In a sense, Peter Shumlin will find himself in the same political situation as the newly elected Barack Obama, only on a smaller scale, when he becomes Vermont’s governor in January.
Like Mr. Obama in January 2009, Mr. Shumlin will become chief executive with an overwhelming majority of his party in both the House and Senate, albeit in Montpelier not Washington. Both men campaigned on a promise of enacting significant health care reform, but we now know what happened to the president’s initiative.
Through a lack of focus or conviction, inexperience in dealing with congressional opposition, over-reliance on compromise with Republicans — for whatever reasons, the federal reform bill became muddled and sausage-like, and the nation watched it being made over a period of months. It wasn’t pretty and it left a sour taste with many voters.
In the end, the bill was a halfway measure, pleasing few. It lacked a Medicare-style single-payer system or alternative public option to control soaring costs and ensure all Americans receive coverage, and it left health care still dominated by costly for-profit insurance. It essentially tweaked the costliest care system in the industrialized world but provided no simple method of ensuring basic care for all.
We also now know how the inconclusiveness of that bill — and the political attacks from all sides it engendered — helped to defeat many Democrats in the November elections and cost them control of the U.S. House.
Vermont’s new governor and the majority Democrats here now have a chance to enact landmark health care reform in this state. They should take the lesson from the president’s experience and push ahead boldly toward a single-payer system, which many say they favor, although details typically are vague.
A Medicare-style system for all Vermonters should be the goal, and this seems like the moment to enact it. And there has to be recognition — and honesty from politicians — that this will cost more in taxes up-front than the current system.
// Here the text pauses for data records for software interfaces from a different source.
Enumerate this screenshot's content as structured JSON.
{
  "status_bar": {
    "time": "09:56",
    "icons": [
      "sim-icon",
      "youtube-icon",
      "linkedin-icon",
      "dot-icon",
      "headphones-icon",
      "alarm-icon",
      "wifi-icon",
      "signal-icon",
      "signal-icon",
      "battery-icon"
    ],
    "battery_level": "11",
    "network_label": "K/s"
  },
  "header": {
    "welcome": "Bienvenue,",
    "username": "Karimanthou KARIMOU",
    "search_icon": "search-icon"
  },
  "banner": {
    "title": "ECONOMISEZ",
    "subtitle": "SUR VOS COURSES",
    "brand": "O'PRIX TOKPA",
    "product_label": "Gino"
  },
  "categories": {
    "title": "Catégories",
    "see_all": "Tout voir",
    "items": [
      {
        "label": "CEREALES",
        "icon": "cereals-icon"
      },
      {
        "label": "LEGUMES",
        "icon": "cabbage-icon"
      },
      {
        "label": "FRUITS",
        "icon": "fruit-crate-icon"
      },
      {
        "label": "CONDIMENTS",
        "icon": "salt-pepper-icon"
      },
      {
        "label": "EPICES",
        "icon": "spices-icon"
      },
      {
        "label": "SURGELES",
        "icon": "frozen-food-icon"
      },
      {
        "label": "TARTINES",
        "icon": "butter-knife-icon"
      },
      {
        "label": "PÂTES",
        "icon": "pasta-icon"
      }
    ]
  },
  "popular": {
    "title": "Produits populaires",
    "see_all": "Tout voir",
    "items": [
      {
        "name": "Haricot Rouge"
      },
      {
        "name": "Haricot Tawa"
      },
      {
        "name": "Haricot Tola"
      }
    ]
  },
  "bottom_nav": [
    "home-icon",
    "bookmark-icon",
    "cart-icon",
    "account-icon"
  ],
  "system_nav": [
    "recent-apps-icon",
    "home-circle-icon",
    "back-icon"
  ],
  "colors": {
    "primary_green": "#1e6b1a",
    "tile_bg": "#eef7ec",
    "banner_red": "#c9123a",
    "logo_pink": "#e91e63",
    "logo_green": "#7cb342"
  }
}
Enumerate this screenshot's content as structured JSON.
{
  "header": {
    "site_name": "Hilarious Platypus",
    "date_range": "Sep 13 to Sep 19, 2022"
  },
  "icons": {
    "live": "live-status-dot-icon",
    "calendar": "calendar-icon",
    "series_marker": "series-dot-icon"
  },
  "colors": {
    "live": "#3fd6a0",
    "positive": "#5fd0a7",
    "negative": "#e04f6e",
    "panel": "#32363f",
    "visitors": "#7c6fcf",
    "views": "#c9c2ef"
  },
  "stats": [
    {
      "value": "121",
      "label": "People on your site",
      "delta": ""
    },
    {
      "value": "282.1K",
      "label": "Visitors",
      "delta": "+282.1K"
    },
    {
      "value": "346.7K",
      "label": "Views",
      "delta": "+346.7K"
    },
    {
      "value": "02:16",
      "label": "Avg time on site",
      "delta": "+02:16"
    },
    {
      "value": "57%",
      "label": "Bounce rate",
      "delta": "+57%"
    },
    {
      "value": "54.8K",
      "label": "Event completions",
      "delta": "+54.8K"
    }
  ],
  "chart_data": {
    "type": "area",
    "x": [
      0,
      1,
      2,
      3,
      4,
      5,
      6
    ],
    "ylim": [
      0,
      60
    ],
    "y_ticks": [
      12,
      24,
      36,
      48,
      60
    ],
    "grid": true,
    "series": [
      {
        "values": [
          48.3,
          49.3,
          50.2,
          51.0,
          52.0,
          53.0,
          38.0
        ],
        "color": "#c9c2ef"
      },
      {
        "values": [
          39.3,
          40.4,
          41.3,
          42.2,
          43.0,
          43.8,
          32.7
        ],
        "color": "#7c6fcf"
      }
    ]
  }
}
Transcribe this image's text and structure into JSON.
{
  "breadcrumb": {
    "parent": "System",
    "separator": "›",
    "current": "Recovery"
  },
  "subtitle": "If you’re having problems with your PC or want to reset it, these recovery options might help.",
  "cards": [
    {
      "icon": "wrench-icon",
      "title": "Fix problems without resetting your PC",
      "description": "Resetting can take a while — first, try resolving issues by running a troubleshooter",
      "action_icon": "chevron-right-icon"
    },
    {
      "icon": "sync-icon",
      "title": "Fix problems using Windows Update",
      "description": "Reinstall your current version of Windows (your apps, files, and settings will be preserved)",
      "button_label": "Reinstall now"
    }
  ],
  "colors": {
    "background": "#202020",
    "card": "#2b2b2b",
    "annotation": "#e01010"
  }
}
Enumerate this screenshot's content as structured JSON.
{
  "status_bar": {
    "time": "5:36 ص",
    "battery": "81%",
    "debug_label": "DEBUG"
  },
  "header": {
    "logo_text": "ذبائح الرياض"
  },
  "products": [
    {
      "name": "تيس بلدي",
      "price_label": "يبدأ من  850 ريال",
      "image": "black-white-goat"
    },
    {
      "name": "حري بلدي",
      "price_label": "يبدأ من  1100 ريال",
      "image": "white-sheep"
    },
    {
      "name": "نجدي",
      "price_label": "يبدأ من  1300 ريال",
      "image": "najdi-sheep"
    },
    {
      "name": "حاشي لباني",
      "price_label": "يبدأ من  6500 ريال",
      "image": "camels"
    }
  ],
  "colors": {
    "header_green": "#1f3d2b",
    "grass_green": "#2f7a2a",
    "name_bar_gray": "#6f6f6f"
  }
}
However, such a bill, if one can be devised to mesh with the rambling federal legislation, not only would prove an attraction for young families and single adults thinking about moving to New England, but it would free businesses from most or all of the cost of providing health insurance. This would be especially attractive to small, growing firms, which traditionally provide most of the jobs here and in every state.
Such a health reform also would provide an example and a path for the nation, and establish Vermont as the leader on this critical issue, which the federal government has yet to fully deal with.